"Lou Antonelli’s story, “Professor Malakoff’s Amazing Ethereal Telegraph,” spends its opening building a single coherent setting, carefully working into the narrative both the political preoccupation of post-Civil War Reconstruction, and the growing public awareness of the advances of science. Mr. Antonelli is careful to explain scientific particulars to the reader only when his character, the rather dubiously-named Dr. Eustace K. Malakoff, can find a willing audience.
"And the details of Dr. Malakoff’s “ethereal telegraph” are very interestingly presented, making the so-called Professor less than a complete charlatan, but just enough of a trickster to intrigue. His ability to pull telegraph messages “from the ether,” as he claims, using just the power of his mind, is debunked for the reader before we ever see his show, and yet the potential for plot twists makes the story rumble forward unstoppably. Lou Antonelli has crafted a first-rate piece of historical science-fiction here, where the historical elements and scientific detail dovetail to make a strong, believable whole."
Mr. Starr also had some nice observations about the publication as a whole:
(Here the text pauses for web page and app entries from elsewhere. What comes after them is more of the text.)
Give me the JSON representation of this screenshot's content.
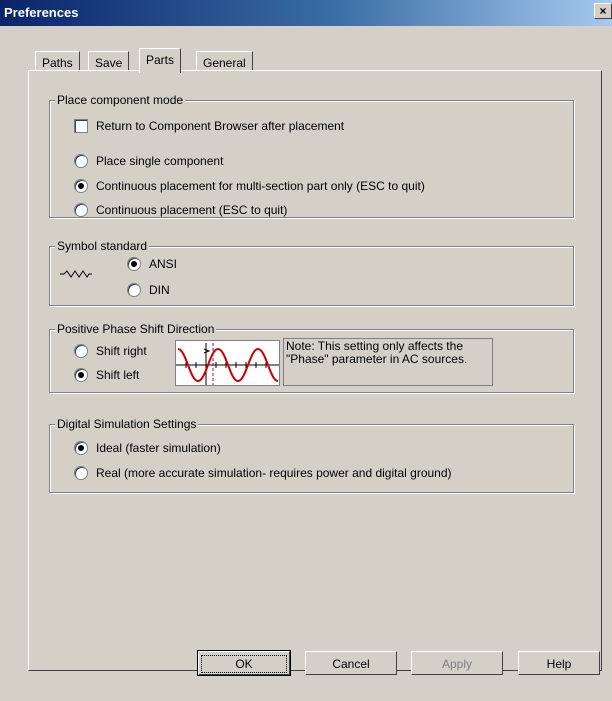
{
  "window": {
    "title": "Preferences",
    "close_glyph": "×"
  },
  "tabs": [
    {
      "label": "Paths"
    },
    {
      "label": "Save"
    },
    {
      "label": "Parts",
      "selected": true
    },
    {
      "label": "General"
    }
  ],
  "place_mode": {
    "legend": "Place component mode",
    "return_checkbox": {
      "label": "Return to Component Browser after placement",
      "checked": false
    },
    "options": [
      {
        "label": "Place single component",
        "selected": false
      },
      {
        "label": "Continuous placement for multi-section part only (ESC to quit)",
        "selected": true
      },
      {
        "label": "Continuous placement (ESC to quit)",
        "selected": false
      }
    ]
  },
  "symbol_standard": {
    "legend": "Symbol standard",
    "icon": "resistor-zigzag-icon",
    "options": [
      {
        "label": "ANSI",
        "selected": true
      },
      {
        "label": "DIN",
        "selected": false
      }
    ]
  },
  "phase_shift": {
    "legend": "Positive Phase Shift Direction",
    "options": [
      {
        "label": "Shift right",
        "selected": false
      },
      {
        "label": "Shift left",
        "selected": true
      }
    ],
    "graph_icon": "sine-wave-phase-icon",
    "note": "Note: This setting only affects the \"Phase\" parameter in AC sources."
  },
  "digital_sim": {
    "legend": "Digital Simulation Settings",
    "options": [
      {
        "label": "Ideal (faster simulation)",
        "selected": true
      },
      {
        "label": "Real (more accurate simulation- requires power and digital ground)",
        "selected": false
      }
    ]
  },
  "buttons": {
    "ok": "OK",
    "cancel": "Cancel",
    "apply": "Apply",
    "help": "Help"
  },
  "colors": {
    "wave": "#cc0000",
    "marker": "#a000a0",
    "title_gradient_start": "#0a246a"
  }
}
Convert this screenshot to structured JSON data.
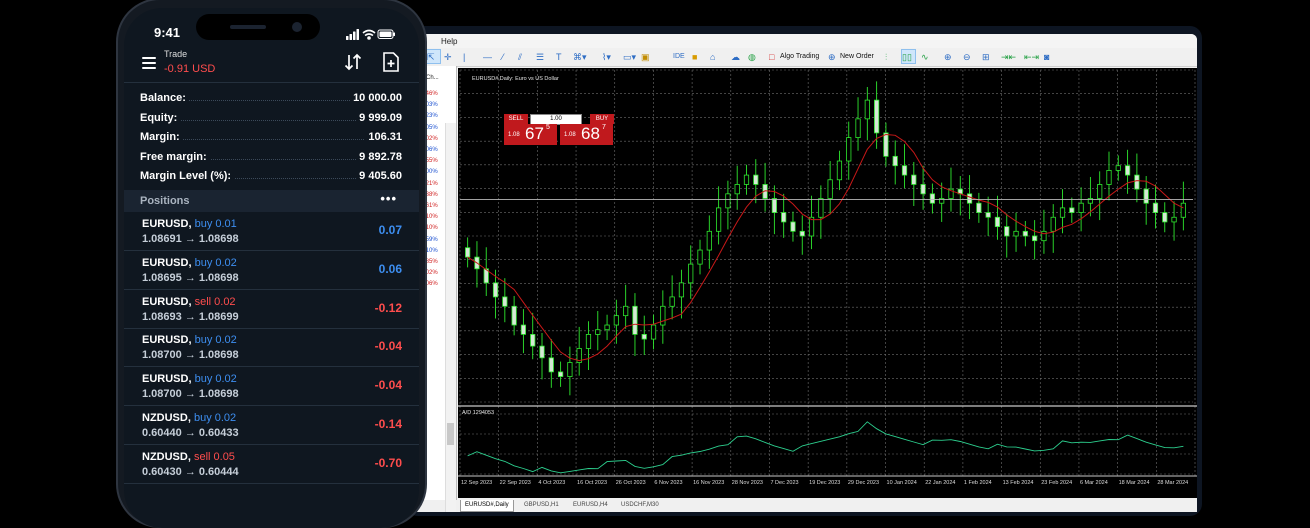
{
  "phone": {
    "status_time": "9:41",
    "header_title": "Trade",
    "header_pnl": "-0.91 USD",
    "account": [
      {
        "label": "Balance:",
        "value": "10 000.00"
      },
      {
        "label": "Equity:",
        "value": "9 999.09"
      },
      {
        "label": "Margin:",
        "value": "106.31"
      },
      {
        "label": "Free margin:",
        "value": "9 892.78"
      },
      {
        "label": "Margin Level (%):",
        "value": "9 405.60"
      }
    ],
    "positions_title": "Positions",
    "positions_more": "•••",
    "positions": [
      {
        "symbol": "EURUSD,",
        "side": "buy 0.01",
        "type": "buy",
        "prices": "1.08691 → 1.08698",
        "pl": "0.07"
      },
      {
        "symbol": "EURUSD,",
        "side": "buy 0.02",
        "type": "buy",
        "prices": "1.08695 → 1.08698",
        "pl": "0.06"
      },
      {
        "symbol": "EURUSD,",
        "side": "sell 0.02",
        "type": "sell",
        "prices": "1.08693 → 1.08699",
        "pl": "-0.12"
      },
      {
        "symbol": "EURUSD,",
        "side": "buy 0.02",
        "type": "buy",
        "prices": "1.08700 → 1.08698",
        "pl": "-0.04"
      },
      {
        "symbol": "EURUSD,",
        "side": "buy 0.02",
        "type": "buy",
        "prices": "1.08700 → 1.08698",
        "pl": "-0.04"
      },
      {
        "symbol": "NZDUSD,",
        "side": "buy 0.02",
        "type": "buy",
        "prices": "0.60440 → 0.60433",
        "pl": "-0.14"
      },
      {
        "symbol": "NZDUSD,",
        "side": "sell 0.05",
        "type": "sell",
        "prices": "0.60430 → 0.60444",
        "pl": "-0.70"
      }
    ]
  },
  "terminal": {
    "menu_help": "Help",
    "toolbar": {
      "ide": "IDE",
      "algo": "Algo Trading",
      "new_order": "New Order"
    },
    "nav_header": "Ch...",
    "nav_changes": [
      {
        "v": ".46%",
        "c": "red"
      },
      {
        "v": ".03%",
        "c": "blue"
      },
      {
        "v": ".23%",
        "c": "blue"
      },
      {
        "v": ".05%",
        "c": "blue"
      },
      {
        "v": ".02%",
        "c": "red"
      },
      {
        "v": ".06%",
        "c": "blue"
      },
      {
        "v": ".55%",
        "c": "red"
      },
      {
        "v": ".00%",
        "c": "blue"
      },
      {
        "v": ".21%",
        "c": "red"
      },
      {
        "v": ".38%",
        "c": "red"
      },
      {
        "v": ".61%",
        "c": "red"
      },
      {
        "v": ".10%",
        "c": "red"
      },
      {
        "v": ".10%",
        "c": "red"
      },
      {
        "v": ".59%",
        "c": "blue"
      },
      {
        "v": ".10%",
        "c": "blue"
      },
      {
        "v": ".85%",
        "c": "red"
      },
      {
        "v": ".02%",
        "c": "red"
      },
      {
        "v": ".06%",
        "c": "red"
      }
    ],
    "chart_title": "EURUSD#,Daily: Euro vs US Dollar",
    "sell_label": "SELL",
    "buy_label": "BUY",
    "lot": "1.00",
    "sell_small": "1.08",
    "sell_big": "67",
    "sell_exp": "5",
    "buy_small": "1.08",
    "buy_big": "68",
    "buy_exp": "7",
    "indicator_label": "A/D 1294053",
    "tabs": [
      "EURUSD#,Daily",
      "GBPUSD,H1",
      "EURUSD,H4",
      "USDCHF,M30"
    ],
    "colors": {
      "bull": "#2ee82e",
      "bear": "#d6e8d6",
      "ma": "#c81818",
      "grid": "#6e6e6e"
    }
  },
  "chart_data": {
    "type": "line",
    "x_labels": [
      "12 Sep 2023",
      "22 Sep 2023",
      "4 Oct 2023",
      "16 Oct 2023",
      "26 Oct 2023",
      "6 Nov 2023",
      "16 Nov 2023",
      "28 Nov 2023",
      "7 Dec 2023",
      "19 Dec 2023",
      "29 Dec 2023",
      "10 Jan 2024",
      "22 Jan 2024",
      "1 Feb 2024",
      "13 Feb 2024",
      "23 Feb 2024",
      "6 Mar 2024",
      "18 Mar 2024",
      "28 Mar 2024"
    ],
    "x_labels_shown": [
      "12 Sep 2023",
      "22 Sep 2023",
      "4 Oct 2023",
      "16 Oct 2023",
      "26 Oct 2023",
      "6 Nov 2023",
      "16 Nov 2023",
      "28 Nov 2023",
      "7 Dec 2023",
      "19 Dec 2023",
      "29 Dec 2023",
      "10 Jan 2024",
      "22 Jan 2024",
      "1 Feb 2024",
      "13 Feb 2024",
      "23 Feb 2024",
      "6 Mar 2024",
      "18 Mar 2024",
      "28 Mar 2024"
    ],
    "closes": [
      1.0745,
      1.072,
      1.069,
      1.066,
      1.064,
      1.06,
      1.058,
      1.0555,
      1.053,
      1.05,
      1.049,
      1.052,
      1.055,
      1.058,
      1.059,
      1.06,
      1.062,
      1.064,
      1.058,
      1.057,
      1.06,
      1.064,
      1.066,
      1.069,
      1.073,
      1.076,
      1.08,
      1.085,
      1.088,
      1.09,
      1.092,
      1.09,
      1.087,
      1.084,
      1.082,
      1.08,
      1.079,
      1.083,
      1.087,
      1.091,
      1.095,
      1.1,
      1.104,
      1.108,
      1.101,
      1.096,
      1.094,
      1.092,
      1.09,
      1.088,
      1.086,
      1.087,
      1.089,
      1.088,
      1.086,
      1.084,
      1.083,
      1.081,
      1.079,
      1.08,
      1.079,
      1.078,
      1.08,
      1.083,
      1.085,
      1.084,
      1.086,
      1.087,
      1.09,
      1.093,
      1.094,
      1.092,
      1.089,
      1.086,
      1.084,
      1.082,
      1.083,
      1.086
    ]
  }
}
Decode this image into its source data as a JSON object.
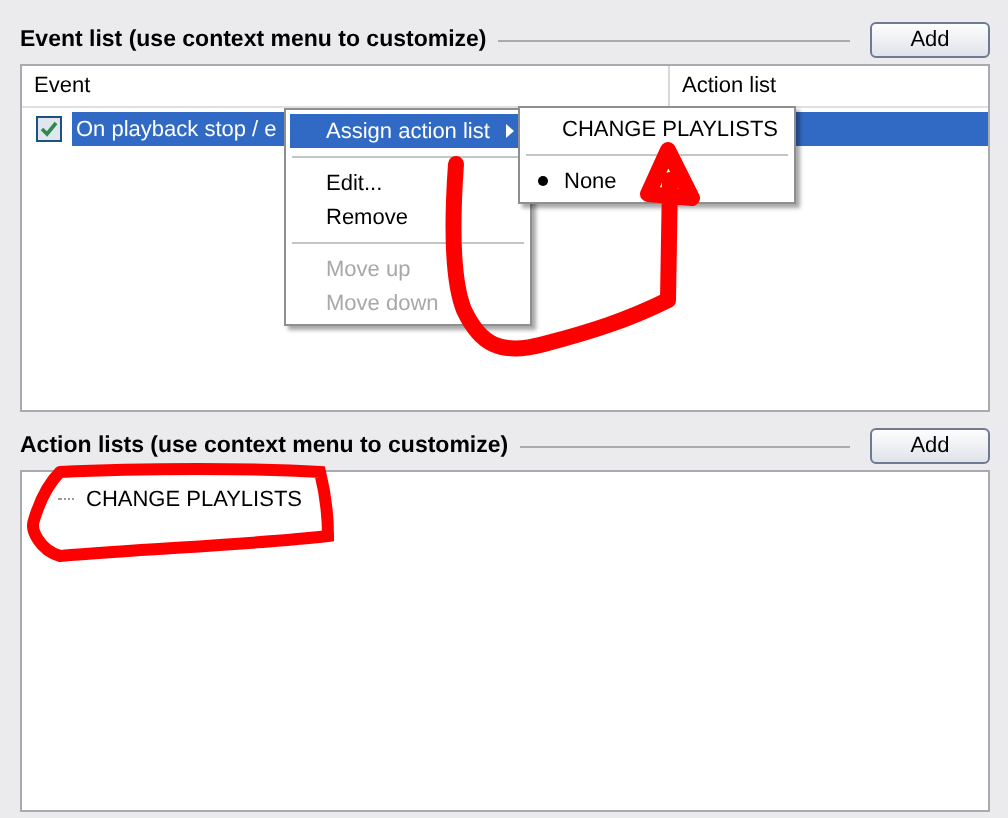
{
  "event_section": {
    "title": "Event list (use context menu to customize)",
    "add_button": "Add",
    "columns": [
      "Event",
      "Action list"
    ],
    "rows": [
      {
        "event": "On playback stop / e",
        "checked": true,
        "selected": true
      }
    ]
  },
  "context_menu": {
    "items": [
      {
        "kind": "submenu",
        "label": "Assign action list",
        "selected": true,
        "disabled": false
      },
      {
        "kind": "separator"
      },
      {
        "kind": "item",
        "label": "Edit...",
        "selected": false,
        "disabled": false
      },
      {
        "kind": "item",
        "label": "Remove",
        "selected": false,
        "disabled": false
      },
      {
        "kind": "separator"
      },
      {
        "kind": "item",
        "label": "Move up",
        "selected": false,
        "disabled": true
      },
      {
        "kind": "item",
        "label": "Move down",
        "selected": false,
        "disabled": true
      }
    ]
  },
  "submenu": {
    "items": [
      {
        "kind": "item",
        "label": "CHANGE PLAYLISTS",
        "selected": false,
        "checked": false
      },
      {
        "kind": "separator"
      },
      {
        "kind": "item",
        "label": "None",
        "selected": false,
        "checked": true
      }
    ]
  },
  "action_section": {
    "title": "Action lists (use context menu to customize)",
    "add_button": "Add",
    "items": [
      "CHANGE PLAYLISTS"
    ]
  }
}
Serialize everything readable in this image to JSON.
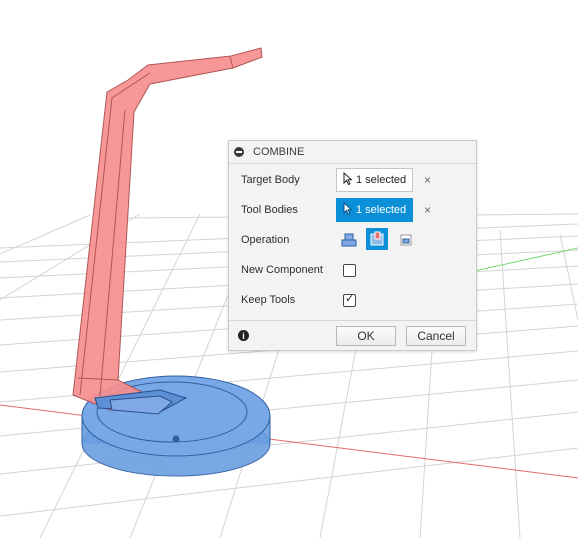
{
  "dialog": {
    "title": "COMBINE",
    "target_body": {
      "label": "Target Body",
      "value": "1 selected"
    },
    "tool_bodies": {
      "label": "Tool Bodies",
      "value": "1 selected"
    },
    "operation": {
      "label": "Operation",
      "options": [
        "join-icon",
        "cut-icon",
        "intersect-icon"
      ],
      "selected": "cut-icon"
    },
    "new_component": {
      "label": "New Component",
      "checked": false
    },
    "keep_tools": {
      "label": "Keep Tools",
      "checked": true
    },
    "clear_glyph": "×",
    "ok_label": "OK",
    "cancel_label": "Cancel",
    "info_glyph": "i"
  },
  "colors": {
    "accent": "#0b8fd6",
    "target_body": "#f78f8f",
    "tool_body": "#6a9ee0",
    "x_axis": "#e05050",
    "y_axis": "#5ad05a",
    "grid": "#d0d0d0"
  }
}
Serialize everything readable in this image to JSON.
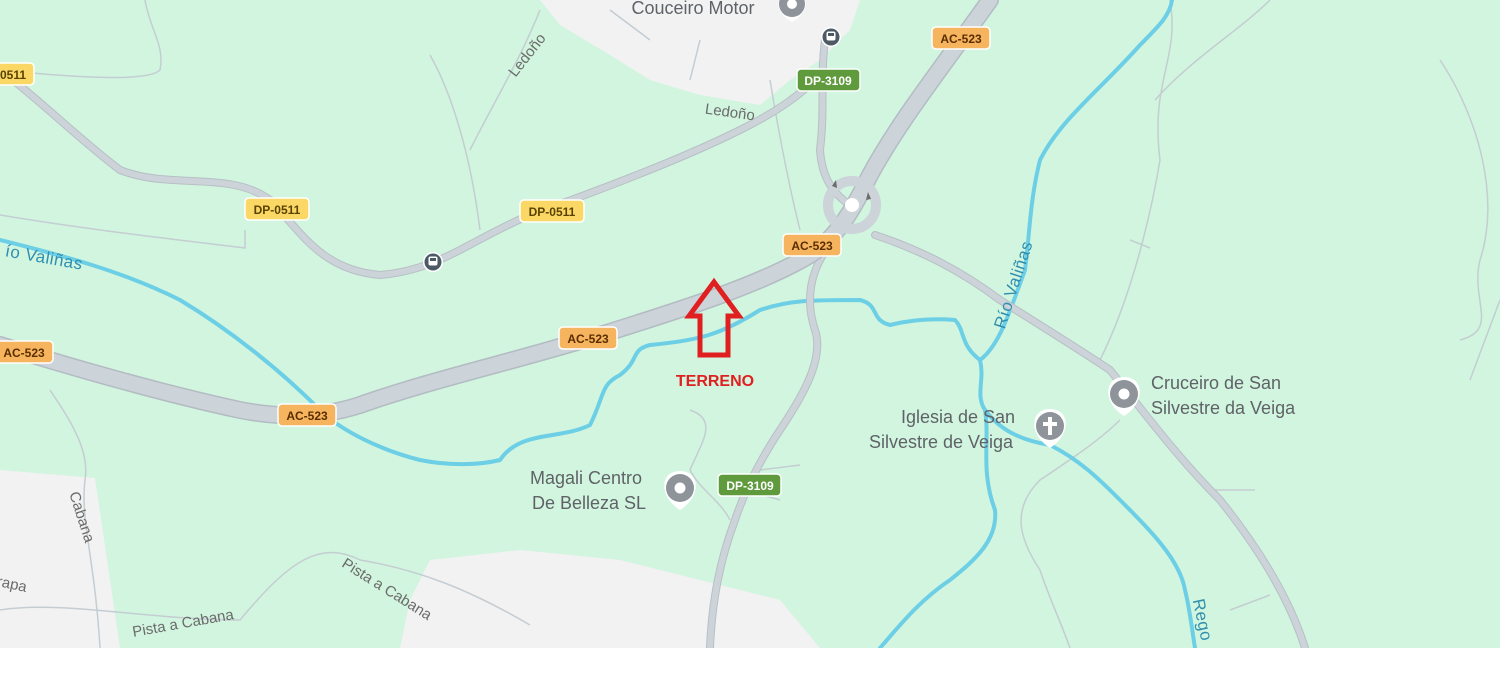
{
  "map": {
    "colors": {
      "land": "#d2f5df",
      "urban": "#f2f2f3",
      "road": "#ccd3d9",
      "minor_road": "#c4cdd2",
      "river": "#6ccfe6",
      "badge_yellow": "#fbd865",
      "badge_orange": "#f6b45f",
      "badge_green": "#5f9a3d",
      "marker_red": "#e02020",
      "poi_gray": "#8e9499"
    },
    "road_badges": {
      "dp0511_left": "0511",
      "dp0511_a": "DP-0511",
      "dp0511_b": "DP-0511",
      "ac523_top": "AC-523",
      "ac523_mid": "AC-523",
      "ac523_center": "AC-523",
      "ac523_left": "AC-523",
      "ac523_low": "AC-523",
      "dp3109_top": "DP-3109",
      "dp3109_bottom": "DP-3109"
    },
    "places": {
      "couceiro_motor": "Couceiro Motor",
      "ledono_place": "Ledoño",
      "ledono_street": "Ledoño",
      "cabana": "Cabana",
      "rapa": "rapa",
      "pista_cabana_1": "Pista a Cabana",
      "pista_cabana_2": "Pista a Cabana"
    },
    "rivers": {
      "valinas_left": "ío Valiñas",
      "valinas_right": "Río Valiñas",
      "rego": "Rego"
    },
    "pois": {
      "magali": [
        "Magali Centro",
        "De Belleza SL"
      ],
      "iglesia": [
        "Iglesia de San",
        "Silvestre de Veiga"
      ],
      "cruceiro": [
        "Cruceiro de San",
        "Silvestre da Veiga"
      ]
    },
    "marker": {
      "label": "TERRENO"
    },
    "icons": [
      "bus-stop-icon",
      "place-pin-icon",
      "church-icon",
      "up-arrow-icon"
    ]
  }
}
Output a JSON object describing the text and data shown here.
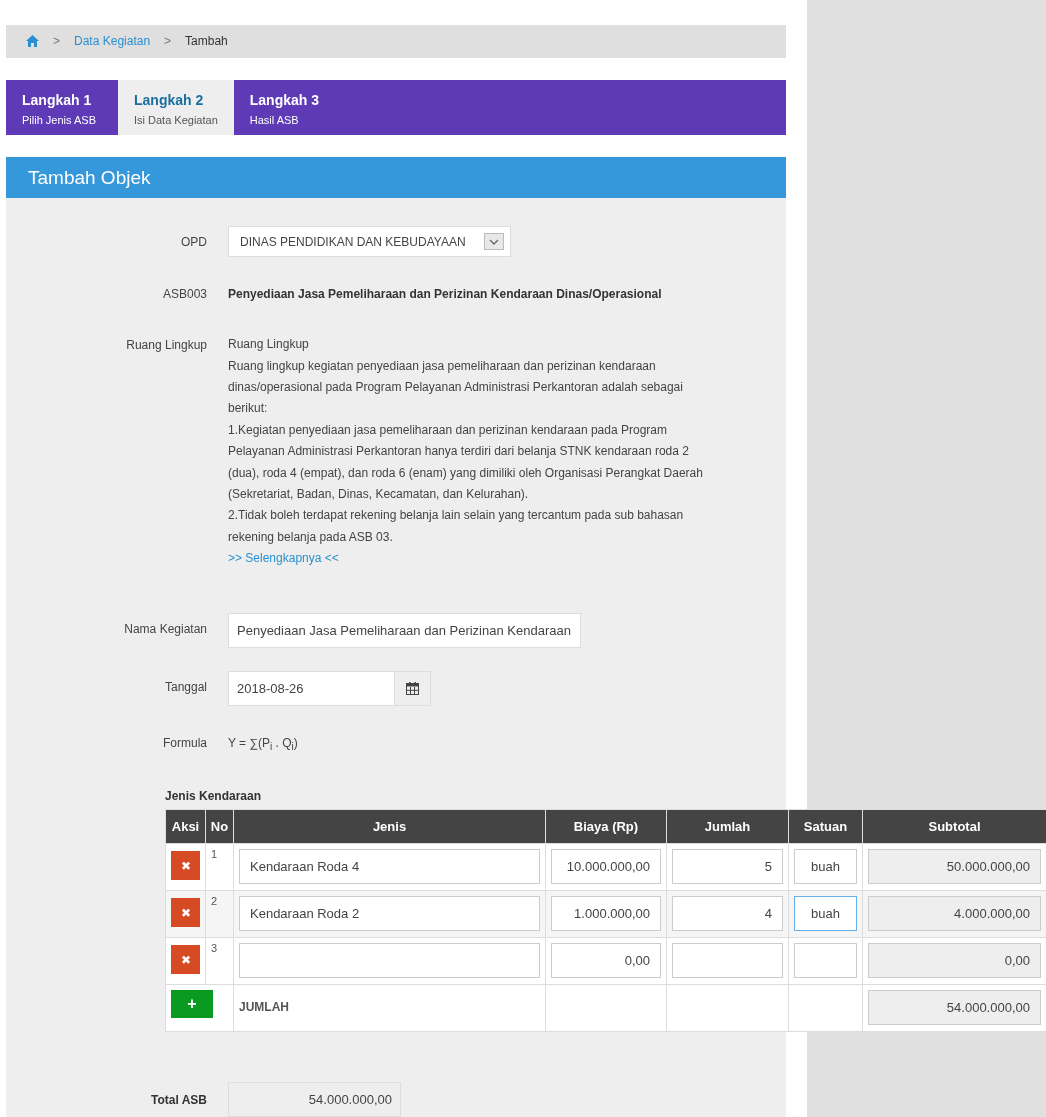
{
  "breadcrumb": {
    "items": [
      {
        "label": "Data Kegiatan",
        "kind": "link"
      },
      {
        "label": "Tambah",
        "kind": "current"
      }
    ],
    "separators": [
      ">",
      ">"
    ]
  },
  "steps": [
    {
      "title": "Langkah 1",
      "subtitle": "Pilih Jenis ASB",
      "selected": false
    },
    {
      "title": "Langkah 2",
      "subtitle": "Isi Data Kegiatan",
      "selected": true
    },
    {
      "title": "Langkah 3",
      "subtitle": "Hasil ASB",
      "selected": false
    }
  ],
  "panel": {
    "title": "Tambah Objek"
  },
  "form": {
    "opd": {
      "label": "OPD",
      "value": "DINAS PENDIDIKAN DAN KEBUDAYAAN"
    },
    "asb": {
      "code": "ASB003",
      "name": "Penyediaan Jasa Pemeliharaan dan Perizinan Kendaraan Dinas/Operasional"
    },
    "ruang_lingkup": {
      "label": "Ruang Lingkup",
      "heading": "Ruang Lingkup",
      "lines": [
        "Ruang lingkup kegiatan penyediaan jasa pemeliharaan dan perizinan kendaraan dinas/operasional pada Program Pelayanan Administrasi Perkantoran adalah sebagai berikut:",
        "1.Kegiatan penyediaan jasa pemeliharaan dan perizinan kendaraan pada Program Pelayanan Administrasi Perkantoran hanya terdiri dari belanja STNK kendaraan roda 2 (dua), roda 4 (empat), dan roda 6 (enam) yang dimiliki oleh Organisasi Perangkat Daerah (Sekretariat, Badan, Dinas, Kecamatan, dan Kelurahan).",
        "2.Tidak boleh terdapat rekening belanja lain selain yang tercantum pada sub bahasan rekening belanja pada ASB 03."
      ],
      "more_link": ">> Selengkapnya <<"
    },
    "nama_kegiatan": {
      "label": "Nama Kegiatan",
      "value": "Penyediaan Jasa Pemeliharaan dan Perizinan Kendaraan"
    },
    "tanggal": {
      "label": "Tanggal",
      "value": "2018-08-26"
    },
    "formula": {
      "label": "Formula",
      "value": "Y = ∑(P$_{i}$ . Q$_{i}$)"
    }
  },
  "table": {
    "title": "Jenis Kendaraan",
    "columns": [
      "Aksi",
      "No",
      "Jenis",
      "Biaya (Rp)",
      "Jumlah",
      "Satuan",
      "Subtotal"
    ],
    "rows": [
      {
        "delete_icon": "✖",
        "no": "1",
        "jenis": "Kendaraan Roda 4",
        "biaya": "10.000.000,00",
        "jumlah": "5",
        "satuan": "buah",
        "satuan_focused": false,
        "subtotal": "50.000.000,00"
      },
      {
        "delete_icon": "✖",
        "no": "2",
        "jenis": "Kendaraan Roda 2",
        "biaya": "1.000.000,00",
        "jumlah": "4",
        "satuan": "buah",
        "satuan_focused": true,
        "subtotal": "4.000.000,00"
      },
      {
        "delete_icon": "✖",
        "no": "3",
        "biaya": "0,00",
        "satuan_focused": false,
        "subtotal": "0,00"
      }
    ],
    "footer": {
      "add_icon": "+",
      "label": "JUMLAH",
      "total": "54.000.000,00"
    }
  },
  "total_asb": {
    "label": "Total ASB",
    "value": "54.000.000,00"
  }
}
"Though there is some dispute, the genre of science fiction is generally agreed to be anchored in some time from the present forward, from the standpoint of the writer. Written work ages, of course, and most of the speculation never comes to pass, or, even more disconcertingly, arrives sooner than expected, and far more advanced and powerful than imagined. So used are we to the idea of science fiction as being predictive in viewpoint, and of a forward-looking orientation, that a collection such as Science Fiction Trails can be perplexing. While the occasional historic slant to a science fiction story has been seen before, a group of seven all under one cover is unusual, and to have them all rooted in a time and place as specific as the American west during the tumultuous years of unfettered expansion is a project of some ambition. The fact that this is a recurring effort, repeated annually, says something about the love that David Riley-–the publication’s editor and publisher--has for the concept."